Infection

An eye infection is an ailment caused by bacterial, viral, or fungal agents. There are numerous types of eye infections, with various causes and treatments.

CornealInfection

Infected Cornea

Infection can have varying underlying causes and can in turn become an underlying cause of a corneal ulcer, which resembles an abscess on the eye. When left untreated, a corneal ulcer can lead to severe vision loss.

Some of the more serious eye infections can penetrate the deeper, interior portions of the eye to create sight-threatening conditions such as endophthalmitis.

Orbital cellulitis, an infection found in and around the soft tissue of the eyelids, is an emergency situation because the condition can spread if left untreated.

Dr. Singh can diagnose any eye infection or condition and recommend an appropriate treatment which may include antibiotic and/or other medicinal regimens.

Treatment for eye inflammation and/or infection as well as their symptoms depends on the underlying cause.

Methicillin-Resistant Bacteria

Methicillin-resistant bacteria, and in particular Staphylococcus aureus (MRSA) is one of the major causes of inflammatory disease.
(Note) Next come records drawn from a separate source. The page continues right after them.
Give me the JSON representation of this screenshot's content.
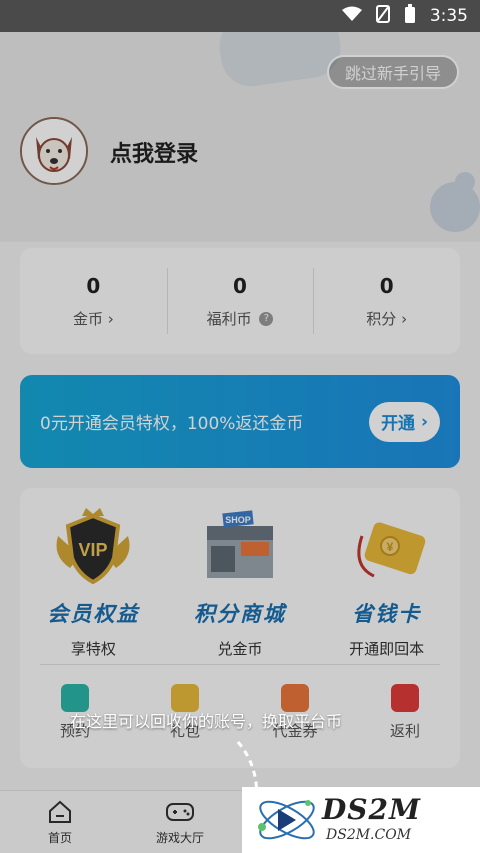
{
  "status_bar": {
    "time": "3:35",
    "icons": [
      "wifi-icon",
      "no-sim-icon",
      "battery-icon"
    ]
  },
  "skip_guide_label": "跳过新手引导",
  "user": {
    "login_label": "点我登录"
  },
  "stats": [
    {
      "value": "0",
      "label": "金币",
      "suffix": "chevron-right-icon"
    },
    {
      "value": "0",
      "label": "福利币",
      "suffix": "help-icon"
    },
    {
      "value": "0",
      "label": "积分",
      "suffix": "chevron-right-icon"
    }
  ],
  "vip_banner": {
    "text": "0元开通会员特权，100%返还金币",
    "button_label": "开通"
  },
  "features": [
    {
      "title": "会员权益",
      "subtitle": "享特权",
      "icon": "vip-shield-icon"
    },
    {
      "title": "积分商城",
      "subtitle": "兑金币",
      "icon": "shop-icon"
    },
    {
      "title": "省钱卡",
      "subtitle": "开通即回本",
      "icon": "money-card-icon"
    }
  ],
  "quick_links": [
    {
      "label": "预约",
      "icon": "alarm-clock-icon",
      "color": "#2bb5a8"
    },
    {
      "label": "礼包",
      "icon": "gift-icon",
      "color": "#e7b93a"
    },
    {
      "label": "代金券",
      "icon": "coupon-icon",
      "color": "#e8763a"
    },
    {
      "label": "返利",
      "icon": "red-envelope-icon",
      "color": "#e03b3b"
    }
  ],
  "guide_tip": "在这里可以回收你的账号，换取平台币",
  "bottom_tabs": [
    {
      "label": "首页",
      "icon": "home-icon"
    },
    {
      "label": "游戏大厅",
      "icon": "gamepad-icon"
    }
  ],
  "watermark": {
    "title": "DS2M",
    "subtitle": "DS2M.COM"
  },
  "colors": {
    "accent": "#1a8fdc",
    "banner_start": "#17a7d6",
    "banner_end": "#1f8fe0",
    "feature_title": "#1a6fb0"
  }
}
Often, this condition stems from antibiotic use on a long-term basis as well as being hospitalized in an intensive care unit, and from risks associated with being a health care worker.

Ocular Allergic Diseases

Ocular allergic diseases are also a major problem as allergies affect approximately one-third of our population; and, ocular allergy is found in 77% of those suffering any type of allergy. It has been shown to be a costly disorder to society with allergic rhinitis resulting in an annual loss of 4 million days of work and school. The economic impact is estimated to be over $18 billion annually.

Patients need to be diagnosed quickly and efficiently since the small percentage of emergency visits resulting from much more serious ocular emergencies require immediate and intensive care.

Pink Eye

Pink eye, often just called conjunctivitis, can sound scary and is often contagious; however, this common eye problem is almost always easily treated. Additionally, with a few simple precautions, it can usually be avoided.

Preschoolers, schoolchildren, college students, teachers and daycare workers are in the highest risk category for contagious types of pink eye because of close proximity with others in a classroom setting.

It is involves inflammation of the thin, clear covering of the white of the eye and the inside of the eyelids (conjunctiva). When something causes inflammation in this area, it can cause the conjunctival blood vessels to dilate resulting in the eye’s pink or reddish appearance.

The three primary types of conjunctivitis and their causes

Viral conjunctivitis is caused by a virus (similar to that which causes the common cold) and is very contagious. Generally, it will clear up without medical treatment within several days.

Bacterial conjunctivitis is caused by bacteria and can cause serious damage to the eye if left untreated.

Allergic conjunctivitis is caused by irritants to the eye such as animal dander, dust and/or pollen. It may be seasonal (as in the case of pollen) or flare up year-round (as in cases caused by dust or pet dander).

Symptoms

Symptoms can range from itchy, burning and/or watery eyes to light sensitivity. A sticky, yellow or greenish-yellow discharge may occur in the corner of the eye; sometimes severe enough to cause your eyelids to be stuck together when you wake up. Any of these symptoms may also be accompanied by a stuffy and/or runny nose.

Contagious forms can be spread not only by touch, but though coughing and/or sneezing.

Treatment of pink eye, as you would expect, depends on the type of conjunctivitis you have contracted. A visit to Eye Specialists of Texas would be warranted with any indication of pink eye. Very serious eye problems such as a corneal ulcer can potentially develop and cause permanent vision loss.

Red Eye

Red eye is the leading cause of emergency visits to ophthalmologists. Basically it is one of the cardinal signs of ocular inflammation.

There are a large number of possible causes for red eye. Among the most common are an allergic reaction; bacterial, chemical or viral conjunctivitis; blepharitis; and corneal abrasion.